◆ INSTRUCTIONS FOR THE TASK: Each entry must be printed again without a single change.

Data extracted from a collection
● ● ● ● ●
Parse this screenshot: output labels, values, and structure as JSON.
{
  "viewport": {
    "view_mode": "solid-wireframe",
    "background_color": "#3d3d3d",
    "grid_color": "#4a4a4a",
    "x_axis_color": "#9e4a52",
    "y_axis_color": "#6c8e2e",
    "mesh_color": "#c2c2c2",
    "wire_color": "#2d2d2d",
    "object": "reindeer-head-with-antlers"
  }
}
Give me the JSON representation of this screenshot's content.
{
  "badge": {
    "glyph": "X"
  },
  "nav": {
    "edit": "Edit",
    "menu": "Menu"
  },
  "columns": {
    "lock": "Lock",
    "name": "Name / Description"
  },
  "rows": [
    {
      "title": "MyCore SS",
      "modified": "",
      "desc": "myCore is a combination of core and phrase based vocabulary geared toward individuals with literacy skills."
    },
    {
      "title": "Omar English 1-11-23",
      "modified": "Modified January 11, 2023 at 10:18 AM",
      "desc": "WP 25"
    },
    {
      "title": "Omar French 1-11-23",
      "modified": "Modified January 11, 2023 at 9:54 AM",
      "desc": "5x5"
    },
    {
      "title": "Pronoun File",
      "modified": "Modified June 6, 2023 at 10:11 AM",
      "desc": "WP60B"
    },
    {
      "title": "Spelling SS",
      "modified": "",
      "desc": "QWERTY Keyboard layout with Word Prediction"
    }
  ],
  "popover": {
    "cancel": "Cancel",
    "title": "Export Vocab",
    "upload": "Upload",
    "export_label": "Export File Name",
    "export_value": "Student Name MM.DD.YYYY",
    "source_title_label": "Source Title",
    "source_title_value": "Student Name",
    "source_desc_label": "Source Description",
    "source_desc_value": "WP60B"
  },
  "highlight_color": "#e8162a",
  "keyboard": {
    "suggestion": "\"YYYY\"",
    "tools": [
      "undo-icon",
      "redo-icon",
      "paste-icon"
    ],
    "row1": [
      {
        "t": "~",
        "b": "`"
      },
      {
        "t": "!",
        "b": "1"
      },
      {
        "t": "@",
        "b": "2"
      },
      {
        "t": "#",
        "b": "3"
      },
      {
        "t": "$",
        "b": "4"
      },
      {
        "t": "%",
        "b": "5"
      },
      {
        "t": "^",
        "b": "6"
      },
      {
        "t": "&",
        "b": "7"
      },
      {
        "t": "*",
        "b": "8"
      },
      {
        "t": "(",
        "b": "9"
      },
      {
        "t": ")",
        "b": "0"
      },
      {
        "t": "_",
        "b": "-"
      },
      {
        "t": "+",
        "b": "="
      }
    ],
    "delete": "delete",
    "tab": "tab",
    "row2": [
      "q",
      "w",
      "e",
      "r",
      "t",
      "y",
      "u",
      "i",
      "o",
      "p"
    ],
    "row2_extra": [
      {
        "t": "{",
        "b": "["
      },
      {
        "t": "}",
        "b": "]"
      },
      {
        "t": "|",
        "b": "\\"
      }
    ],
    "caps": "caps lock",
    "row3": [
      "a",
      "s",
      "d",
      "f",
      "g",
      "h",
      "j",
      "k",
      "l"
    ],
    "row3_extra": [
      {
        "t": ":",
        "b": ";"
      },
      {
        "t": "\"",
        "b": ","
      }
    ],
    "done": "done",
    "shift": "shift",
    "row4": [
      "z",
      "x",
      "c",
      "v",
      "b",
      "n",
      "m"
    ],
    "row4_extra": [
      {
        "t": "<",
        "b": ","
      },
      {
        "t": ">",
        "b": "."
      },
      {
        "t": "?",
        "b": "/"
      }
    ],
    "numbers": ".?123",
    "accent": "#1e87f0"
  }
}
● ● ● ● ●
◆ SOLUTION:
Parse this screenshot: output labels, values, and structure as JSON.
{
  "viewport": {
    "view_mode": "solid-wireframe",
    "background_color": "#3d3d3d",
    "grid_color": "#4a4a4a",
    "x_axis_color": "#9e4a52",
    "y_axis_color": "#6c8e2e",
    "mesh_color": "#c2c2c2",
    "wire_color": "#2d2d2d",
    "object": "reindeer-head-with-antlers"
  }
}
Give me the JSON representation of this screenshot's content.
{
  "badge": {
    "glyph": "X"
  },
  "nav": {
    "edit": "Edit",
    "menu": "Menu"
  },
  "columns": {
    "lock": "Lock",
    "name": "Name / Description"
  },
  "rows": [
    {
      "title": "MyCore SS",
      "modified": "",
      "desc": "myCore is a combination of core and phrase based vocabulary geared toward individuals with literacy skills."
    },
    {
      "title": "Omar English 1-11-23",
      "modified": "Modified January 11, 2023 at 10:18 AM",
      "desc": "WP 25"
    },
    {
      "title": "Omar French 1-11-23",
      "modified": "Modified January 11, 2023 at 9:54 AM",
      "desc": "5x5"
    },
    {
      "title": "Pronoun File",
      "modified": "Modified June 6, 2023 at 10:11 AM",
      "desc": "WP60B"
    },
    {
      "title": "Spelling SS",
      "modified": "",
      "desc": "QWERTY Keyboard layout with Word Prediction"
    }
  ],
  "popover": {
    "cancel": "Cancel",
    "title": "Export Vocab",
    "upload": "Upload",
    "export_label": "Export File Name",
    "export_value": "Student Name MM.DD.YYYY",
    "source_title_label": "Source Title",
    "source_title_value": "Student Name",
    "source_desc_label": "Source Description",
    "source_desc_value": "WP60B"
  },
  "highlight_color": "#e8162a",
  "keyboard": {
    "suggestion": "\"YYYY\"",
    "tools": [
      "undo-icon",
      "redo-icon",
      "paste-icon"
    ],
    "row1": [
      {
        "t": "~",
        "b": "`"
      },
      {
        "t": "!",
        "b": "1"
      },
      {
        "t": "@",
        "b": "2"
      },
      {
        "t": "#",
        "b": "3"
      },
      {
        "t": "$",
        "b": "4"
      },
      {
        "t": "%",
        "b": "5"
      },
      {
        "t": "^",
        "b": "6"
      },
      {
        "t": "&",
        "b": "7"
      },
      {
        "t": "*",
        "b": "8"
      },
      {
        "t": "(",
        "b": "9"
      },
      {
        "t": ")",
        "b": "0"
      },
      {
        "t": "_",
        "b": "-"
      },
      {
        "t": "+",
        "b": "="
      }
    ],
    "delete": "delete",
    "tab": "tab",
    "row2": [
      "q",
      "w",
      "e",
      "r",
      "t",
      "y",
      "u",
      "i",
      "o",
      "p"
    ],
    "row2_extra": [
      {
        "t": "{",
        "b": "["
      },
      {
        "t": "}",
        "b": "]"
      },
      {
        "t": "|",
        "b": "\\"
      }
    ],
    "caps": "caps lock",
    "row3": [
      "a",
      "s",
      "d",
      "f",
      "g",
      "h",
      "j",
      "k",
      "l"
    ],
    "row3_extra": [
      {
        "t": ":",
        "b": ";"
      },
      {
        "t": "\"",
        "b": ","
      }
    ],
    "done": "done",
    "shift": "shift",
    "row4": [
      "z",
      "x",
      "c",
      "v",
      "b",
      "n",
      "m"
    ],
    "row4_extra": [
      {
        "t": "<",
        "b": ","
      },
      {
        "t": ">",
        "b": "."
      },
      {
        "t": "?",
        "b": "/"
      }
    ],
    "numbers": ".?123",
    "accent": "#1e87f0"
  }
}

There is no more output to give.